Serial console configuration
When setting up a serial console on a VM , use the console=ttyAMA0 parameter instead of console=ttyS0 in the /etc/default/grub file.
Non-maskable interrupts
Sending non-maskable interrupts (NMIs) to an ARM 64 VM is currently not possible.
Nested virtualization
Creating nested VMs is currently not possible on ARM 64 hosts.
v2v and p2v
The virt-v2v and virt-p2v utilities are only supported on the AMD64 and Intel 64 architecture and are, therefore, not provided on ARM 64.

22.7. An overview of virtualization features support in RHEL 9

The following tables provide comparative information about the support state of selected virtualization features in RHEL 9 across the available system architectures.
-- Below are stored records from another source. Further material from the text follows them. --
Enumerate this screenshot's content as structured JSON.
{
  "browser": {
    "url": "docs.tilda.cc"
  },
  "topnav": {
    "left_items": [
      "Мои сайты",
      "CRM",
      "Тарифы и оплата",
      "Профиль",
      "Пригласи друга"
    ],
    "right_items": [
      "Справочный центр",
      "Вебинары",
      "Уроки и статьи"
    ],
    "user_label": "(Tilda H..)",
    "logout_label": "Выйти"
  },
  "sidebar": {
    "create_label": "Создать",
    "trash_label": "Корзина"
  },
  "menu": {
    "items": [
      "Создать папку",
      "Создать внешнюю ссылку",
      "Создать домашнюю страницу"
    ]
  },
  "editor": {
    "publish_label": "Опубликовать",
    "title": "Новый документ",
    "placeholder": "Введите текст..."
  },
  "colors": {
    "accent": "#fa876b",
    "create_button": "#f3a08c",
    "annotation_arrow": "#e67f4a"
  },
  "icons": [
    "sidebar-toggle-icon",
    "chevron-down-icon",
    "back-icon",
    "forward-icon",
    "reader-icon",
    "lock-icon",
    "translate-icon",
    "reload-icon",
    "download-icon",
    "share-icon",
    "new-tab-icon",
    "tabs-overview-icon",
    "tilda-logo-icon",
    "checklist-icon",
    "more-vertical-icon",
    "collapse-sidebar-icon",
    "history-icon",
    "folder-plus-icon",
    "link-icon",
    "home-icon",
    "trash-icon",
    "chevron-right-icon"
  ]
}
Table 22.1. General support

Intel 64 and AMD64IBM ZARM 64

Supported

Supported

UNSUPPORTED

(Technology Preview)

Table 22.2. Device hot plug and hot unplug

 Intel 64 and AMD64IBM ZARM 64

CPU hot plug

Supported

Supported

UNAVAILABLE

CPU hot unplug

UNSUPPORTED

UNSUPPORTED

UNAVAILABLE

Memory hot plug

Supported

UNSUPPORTED

UNAVAILABLE

Memory hot unplug

UNSUPPORTED

UNSUPPORTED

UNAVAILABLE

Peripheral device hot plug

Supported

Supported [a]

Available but UNSUPPORTED

Peripheral device hot unplug

Supported

Supported [b]

Available but UNSUPPORTED

[a] Requires using virtio-*-ccw devices instead of virtio-*-pci
[b] Requires using virtio-*-ccw devices instead of virtio-*-pci

Table 22.3. Other selected features

 Intel 64 and AMD64IBM ZARM 64

NUMA tuning

Supported

UNSUPPORTED

UNAVAILABLE

SR-IOV devices

Supported

UNSUPPORTED

UNAVAILABLE

virt-v2v and p2v

Supported

UNSUPPORTED

UNAVAILABLE

Note that some of the unsupported features are supported on other Red Hat products, such as Red Hat Virtualization and Red Hat OpenStack platform. For more information, see Unsupported features in RHEL 9 virtualization.